DIRECTIONS:
Would you return every line of the listing below that has "JSON" in it?

DATA FOR REVIEW:
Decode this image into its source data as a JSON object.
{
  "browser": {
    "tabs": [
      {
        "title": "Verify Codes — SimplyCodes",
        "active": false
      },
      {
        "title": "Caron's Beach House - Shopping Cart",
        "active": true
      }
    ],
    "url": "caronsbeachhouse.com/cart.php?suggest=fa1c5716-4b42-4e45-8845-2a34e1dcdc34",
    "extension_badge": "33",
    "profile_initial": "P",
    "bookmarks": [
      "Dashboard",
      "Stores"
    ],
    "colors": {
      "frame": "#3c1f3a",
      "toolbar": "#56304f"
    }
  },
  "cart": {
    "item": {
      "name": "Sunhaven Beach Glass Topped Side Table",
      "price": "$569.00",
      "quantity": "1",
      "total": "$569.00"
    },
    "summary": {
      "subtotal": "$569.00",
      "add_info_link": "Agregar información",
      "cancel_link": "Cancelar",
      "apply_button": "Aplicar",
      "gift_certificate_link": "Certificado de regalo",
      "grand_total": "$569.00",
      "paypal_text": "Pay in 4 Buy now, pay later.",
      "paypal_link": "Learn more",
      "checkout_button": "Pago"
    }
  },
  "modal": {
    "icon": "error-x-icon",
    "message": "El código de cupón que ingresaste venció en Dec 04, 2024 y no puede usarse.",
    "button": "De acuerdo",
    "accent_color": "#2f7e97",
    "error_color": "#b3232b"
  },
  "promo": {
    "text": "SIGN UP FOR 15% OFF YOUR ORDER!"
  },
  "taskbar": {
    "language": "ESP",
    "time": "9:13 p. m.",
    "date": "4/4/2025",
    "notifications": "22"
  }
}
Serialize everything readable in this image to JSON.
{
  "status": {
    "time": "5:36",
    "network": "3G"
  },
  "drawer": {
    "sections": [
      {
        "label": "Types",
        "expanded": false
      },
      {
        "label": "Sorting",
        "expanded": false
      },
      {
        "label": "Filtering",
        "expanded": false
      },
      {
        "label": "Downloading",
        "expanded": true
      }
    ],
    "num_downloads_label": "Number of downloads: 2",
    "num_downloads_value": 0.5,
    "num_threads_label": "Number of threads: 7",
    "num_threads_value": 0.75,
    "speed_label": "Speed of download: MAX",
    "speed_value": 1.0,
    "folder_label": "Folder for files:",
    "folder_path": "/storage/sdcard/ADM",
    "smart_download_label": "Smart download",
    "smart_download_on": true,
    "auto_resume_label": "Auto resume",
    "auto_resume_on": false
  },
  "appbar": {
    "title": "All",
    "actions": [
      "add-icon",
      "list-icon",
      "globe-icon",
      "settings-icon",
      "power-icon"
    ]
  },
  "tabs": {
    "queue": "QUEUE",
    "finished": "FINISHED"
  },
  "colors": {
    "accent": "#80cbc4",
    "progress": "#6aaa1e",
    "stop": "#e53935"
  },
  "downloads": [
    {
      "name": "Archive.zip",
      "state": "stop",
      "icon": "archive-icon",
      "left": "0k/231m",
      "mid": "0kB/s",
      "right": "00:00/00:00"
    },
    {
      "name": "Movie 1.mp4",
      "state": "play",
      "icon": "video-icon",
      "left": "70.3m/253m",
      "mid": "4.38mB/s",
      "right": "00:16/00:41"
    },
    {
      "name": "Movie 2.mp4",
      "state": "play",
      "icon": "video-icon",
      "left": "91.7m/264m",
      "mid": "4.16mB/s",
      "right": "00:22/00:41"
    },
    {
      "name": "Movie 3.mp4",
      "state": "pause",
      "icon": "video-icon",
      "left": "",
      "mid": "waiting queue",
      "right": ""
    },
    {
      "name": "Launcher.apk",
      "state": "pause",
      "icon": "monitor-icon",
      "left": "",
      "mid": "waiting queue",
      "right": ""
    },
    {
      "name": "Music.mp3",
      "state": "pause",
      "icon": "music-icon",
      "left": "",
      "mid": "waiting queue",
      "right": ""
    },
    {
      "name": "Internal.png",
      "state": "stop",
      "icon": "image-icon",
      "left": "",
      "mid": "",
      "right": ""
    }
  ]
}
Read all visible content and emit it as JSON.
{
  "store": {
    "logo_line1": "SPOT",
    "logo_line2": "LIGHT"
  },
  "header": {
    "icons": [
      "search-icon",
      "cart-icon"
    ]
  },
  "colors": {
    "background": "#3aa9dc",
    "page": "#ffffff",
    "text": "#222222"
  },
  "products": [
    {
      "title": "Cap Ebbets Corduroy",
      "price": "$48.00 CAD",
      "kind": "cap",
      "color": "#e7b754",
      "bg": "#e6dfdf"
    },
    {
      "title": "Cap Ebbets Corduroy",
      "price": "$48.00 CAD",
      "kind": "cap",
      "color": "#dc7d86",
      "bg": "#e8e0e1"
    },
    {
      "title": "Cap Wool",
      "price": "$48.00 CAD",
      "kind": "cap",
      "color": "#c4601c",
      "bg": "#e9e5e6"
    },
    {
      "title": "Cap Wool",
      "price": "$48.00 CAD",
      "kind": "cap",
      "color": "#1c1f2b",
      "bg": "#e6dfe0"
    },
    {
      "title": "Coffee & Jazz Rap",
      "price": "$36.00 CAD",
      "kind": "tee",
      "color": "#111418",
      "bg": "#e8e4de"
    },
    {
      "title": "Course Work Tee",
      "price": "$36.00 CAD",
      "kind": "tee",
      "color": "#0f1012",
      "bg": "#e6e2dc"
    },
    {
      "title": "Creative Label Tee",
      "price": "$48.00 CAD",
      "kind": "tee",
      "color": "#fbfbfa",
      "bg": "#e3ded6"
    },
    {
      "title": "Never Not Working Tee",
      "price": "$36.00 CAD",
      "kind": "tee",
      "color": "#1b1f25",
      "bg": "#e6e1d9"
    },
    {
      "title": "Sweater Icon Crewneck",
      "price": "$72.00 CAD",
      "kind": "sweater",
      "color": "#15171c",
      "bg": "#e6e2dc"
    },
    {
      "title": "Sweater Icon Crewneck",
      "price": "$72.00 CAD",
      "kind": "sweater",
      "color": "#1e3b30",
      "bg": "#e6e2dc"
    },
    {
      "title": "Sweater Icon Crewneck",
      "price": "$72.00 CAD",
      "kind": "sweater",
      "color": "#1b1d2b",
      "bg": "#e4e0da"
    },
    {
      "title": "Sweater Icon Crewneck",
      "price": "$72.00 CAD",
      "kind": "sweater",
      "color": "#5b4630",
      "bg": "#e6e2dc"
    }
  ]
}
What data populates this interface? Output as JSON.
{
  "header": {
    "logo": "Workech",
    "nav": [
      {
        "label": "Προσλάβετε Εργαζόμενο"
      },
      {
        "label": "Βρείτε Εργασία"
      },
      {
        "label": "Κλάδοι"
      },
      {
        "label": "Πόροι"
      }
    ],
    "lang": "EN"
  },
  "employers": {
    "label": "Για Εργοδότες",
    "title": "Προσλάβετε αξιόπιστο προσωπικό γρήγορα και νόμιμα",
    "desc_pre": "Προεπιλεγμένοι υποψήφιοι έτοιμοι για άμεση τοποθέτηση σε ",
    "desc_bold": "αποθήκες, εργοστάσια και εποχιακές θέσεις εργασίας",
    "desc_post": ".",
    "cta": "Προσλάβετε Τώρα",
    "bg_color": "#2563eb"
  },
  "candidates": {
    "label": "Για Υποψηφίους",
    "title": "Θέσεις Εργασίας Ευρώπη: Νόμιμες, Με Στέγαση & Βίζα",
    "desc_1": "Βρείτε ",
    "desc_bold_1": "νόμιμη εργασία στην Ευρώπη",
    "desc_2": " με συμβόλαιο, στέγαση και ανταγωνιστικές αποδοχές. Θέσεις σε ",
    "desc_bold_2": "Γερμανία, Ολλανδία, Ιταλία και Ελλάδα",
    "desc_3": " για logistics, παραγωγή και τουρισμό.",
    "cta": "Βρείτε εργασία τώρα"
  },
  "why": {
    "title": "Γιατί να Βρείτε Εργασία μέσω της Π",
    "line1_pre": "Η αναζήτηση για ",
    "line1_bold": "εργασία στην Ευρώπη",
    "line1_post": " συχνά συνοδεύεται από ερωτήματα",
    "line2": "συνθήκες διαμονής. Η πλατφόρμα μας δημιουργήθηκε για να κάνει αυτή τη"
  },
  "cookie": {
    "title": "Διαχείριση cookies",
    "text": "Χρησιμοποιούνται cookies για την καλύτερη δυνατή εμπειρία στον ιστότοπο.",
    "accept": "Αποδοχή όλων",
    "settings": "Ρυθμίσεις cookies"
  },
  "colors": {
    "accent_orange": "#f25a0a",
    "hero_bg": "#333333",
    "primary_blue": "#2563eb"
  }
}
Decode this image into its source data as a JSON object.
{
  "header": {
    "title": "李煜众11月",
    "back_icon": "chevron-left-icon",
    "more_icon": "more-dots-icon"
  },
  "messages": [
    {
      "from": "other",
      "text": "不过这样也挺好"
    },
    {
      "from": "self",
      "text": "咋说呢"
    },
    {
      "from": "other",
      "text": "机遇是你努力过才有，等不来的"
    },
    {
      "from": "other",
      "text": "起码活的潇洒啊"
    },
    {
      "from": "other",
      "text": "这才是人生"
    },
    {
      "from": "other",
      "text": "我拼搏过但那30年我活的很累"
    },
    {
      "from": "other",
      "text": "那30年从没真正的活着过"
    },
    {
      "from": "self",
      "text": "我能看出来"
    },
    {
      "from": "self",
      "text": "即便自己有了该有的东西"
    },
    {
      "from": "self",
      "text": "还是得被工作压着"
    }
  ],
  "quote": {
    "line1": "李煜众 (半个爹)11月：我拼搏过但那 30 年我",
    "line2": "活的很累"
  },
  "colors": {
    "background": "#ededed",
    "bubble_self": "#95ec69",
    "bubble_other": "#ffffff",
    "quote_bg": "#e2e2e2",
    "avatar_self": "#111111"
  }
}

SOLUTION TO THIS PROBLEM:
Decode this image into its source data as a JSON object.
Serialize everything readable in this image to JSON.
Read all visible content and emit it as JSON.
What data populates this interface? Output as JSON.
Decode this image into its source data as a JSON object.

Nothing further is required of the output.